The school processes for supporting children’s learning are very good quality.

The school’s curriculum design is responsive to the aspirations of students, parents and the wider community. Its enactment ensures that every student has opportunities to sufficiently progress to achieve the valued outcomes described in the charter. The principles of manaakitanga/caring, whanaungatanga/inclusion, mahi tahi/working together and ako (where all are both teacher and learner) are highly visible within the school community.

The collaborations the school has with its wider community enrich overall learning experiences for all. The extensive use teachers and students make of their unique environment strongly supports the school’s vision. Children’s learning is well connected across all learning areas within authentic contexts.

Students are well engaged in their learning and understand their role in the learning process. They show good understanding of the school’s vision and regularly assess and report their progress against this. Teachers actively seek ways to increase their own knowledge and skills to improve childrens learning. Teachers and children make effective use of digital technologies as a tool for children to become successful learners, and to connect them to the wider world.

Board funding enables ongoing use of a range of specialised programmes including those initiated by the Ministry of Education. The board, principal and teachers place an appropriate focus on writing. This includes learners seeing writing as a tool and being able to write competently in all subject areas.

Sustainable development for equity and excellence

The school has effective processes to identify practices which need development.

What further developments are needed in school processes to achieve equity and excellence?

Annual goals and targets do not clearly state what the school is wanting to achieve in terms of valued and improved outcomes for children. The school needs to develop clearly stated goals and targets to strengthen their alignment to the school’s charter and to make the monitoring and reporting of them more meaningful.

Board assurance on legal requirements

Before the review, the board and principal of the school completed the ERO board assurance statement and self-audit checklists. In these documents they attested that they had taken all reasonable steps to meet their legislative obligations related to the following:

  • board administration

  • curriculum

  • management of health, safety and welfare

  • personnel management

  • asset management.

During the review, ERO checked the following items because they have a potentially high impact on student safety and wellbeing:

  • emotional safety of students (including prevention of bullying and sexual harassment)

  • physical safety of students

  • teacher registration and certification

  • processes for appointing staff

  • stand down, suspension, expulsion and exclusion of students

  • attendance

  • school policies in relation to meeting the requirements of the Vulnerable Children Act 2014.

Going forward

How well placed is the school to accelerate the achievement of all children who need it?

Children are achieving well.

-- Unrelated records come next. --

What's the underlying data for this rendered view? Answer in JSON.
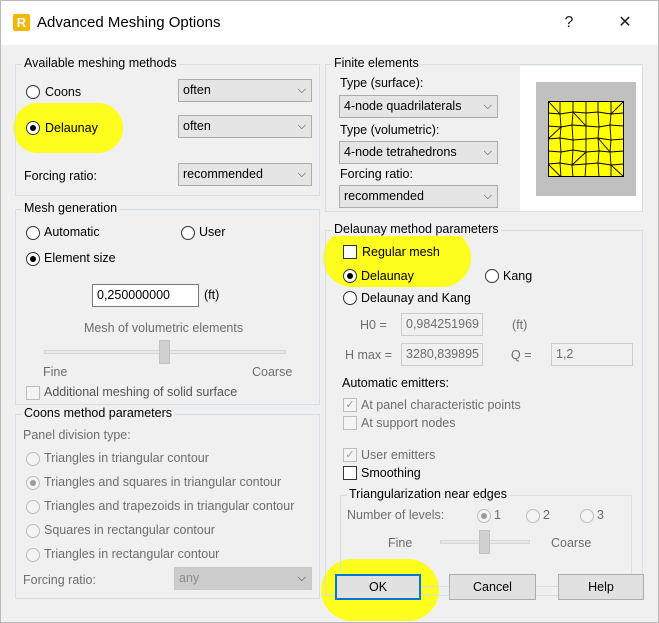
{
  "window": {
    "title": "Advanced Meshing Options",
    "app_icon_letter": "R",
    "help_glyph": "?",
    "close_glyph": "✕"
  },
  "available_methods": {
    "title": "Available meshing methods",
    "coons_label": "Coons",
    "coons_value": "often",
    "delaunay_label": "Delaunay",
    "delaunay_value": "often",
    "forcing_label": "Forcing ratio:",
    "forcing_value": "recommended"
  },
  "mesh_generation": {
    "title": "Mesh generation",
    "automatic_label": "Automatic",
    "user_label": "User",
    "element_size_label": "Element size",
    "element_size_value": "0,250000000",
    "unit": "(ft)",
    "volumetric_label": "Mesh of volumetric elements",
    "fine_label": "Fine",
    "coarse_label": "Coarse",
    "volumetric_level": 0.5,
    "additional_label": "Additional meshing of solid surface"
  },
  "coons_params": {
    "title": "Coons method parameters",
    "panel_division_label": "Panel division type:",
    "options": [
      "Triangles in triangular contour",
      "Triangles and squares in triangular contour",
      "Triangles and trapezoids in triangular contour",
      "Squares in rectangular contour",
      "Triangles in rectangular contour"
    ],
    "forcing_label": "Forcing ratio:",
    "forcing_value": "any"
  },
  "finite_elements": {
    "title": "Finite elements",
    "surface_label": "Type (surface):",
    "surface_value": "4-node quadrilaterals",
    "volumetric_label": "Type (volumetric):",
    "volumetric_value": "4-node tetrahedrons",
    "forcing_label": "Forcing ratio:",
    "forcing_value": "recommended"
  },
  "delaunay_params": {
    "title": "Delaunay method parameters",
    "regular_mesh_label": "Regular mesh",
    "delaunay_label": "Delaunay",
    "kang_label": "Kang",
    "delaunay_kang_label": "Delaunay and Kang",
    "h0_label": "H0 =",
    "h0_value": "0,984251969",
    "h0_unit": "(ft)",
    "hmax_label": "H max =",
    "hmax_value": "3280,839895",
    "q_label": "Q =",
    "q_value": "1,2",
    "auto_emitters_label": "Automatic emitters:",
    "panel_points_label": "At panel characteristic points",
    "support_nodes_label": "At support nodes",
    "user_emitters_label": "User emitters",
    "smoothing_label": "Smoothing",
    "tri_near_edges": {
      "title": "Triangularization near edges",
      "levels_label": "Number of levels:",
      "level_options": [
        "1",
        "2",
        "3"
      ],
      "fine_label": "Fine",
      "coarse_label": "Coarse",
      "level": 0.5
    }
  },
  "buttons": {
    "ok": "OK",
    "cancel": "Cancel",
    "help": "Help"
  },
  "colors": {
    "highlight": "#ffff00",
    "mesh_fill": "#ffff00",
    "preview_bg": "#c0c0c0",
    "default_button_border": "#0078d7"
  }
}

The school demonstrates strong progress toward achieving equity in educational outcomes, supported by effective, sustainable processes and practices.

Agreed next steps are:

  • to state the annual goals more clearly and show how they align with the desired outcomes as expressed in the charter

  • specifically include in the charter, targets to accelerate the progress of those children yet to reach the National Standards in reading, writing and mathematics.

ERO is likely to carry out the next review in three years.

Dr Lesley Patterson

Deputy Chief Review Officer Southern (Te Waipounamu)

29 June 2017

About the school 

Location

Stewart Island

Ministry of Education profile number

3961

School type

Full Primary (Years 1-8)

School roll

30

Gender composition

Boys: 16 Girls: 14

Ethnic composition

Māori 10
Pākehā 20

Review team on site

March 2017

Date of this report

29 June 2017

Most recent ERO reports

Education Review September 2013
Education Review March 2010
Education Review March 2007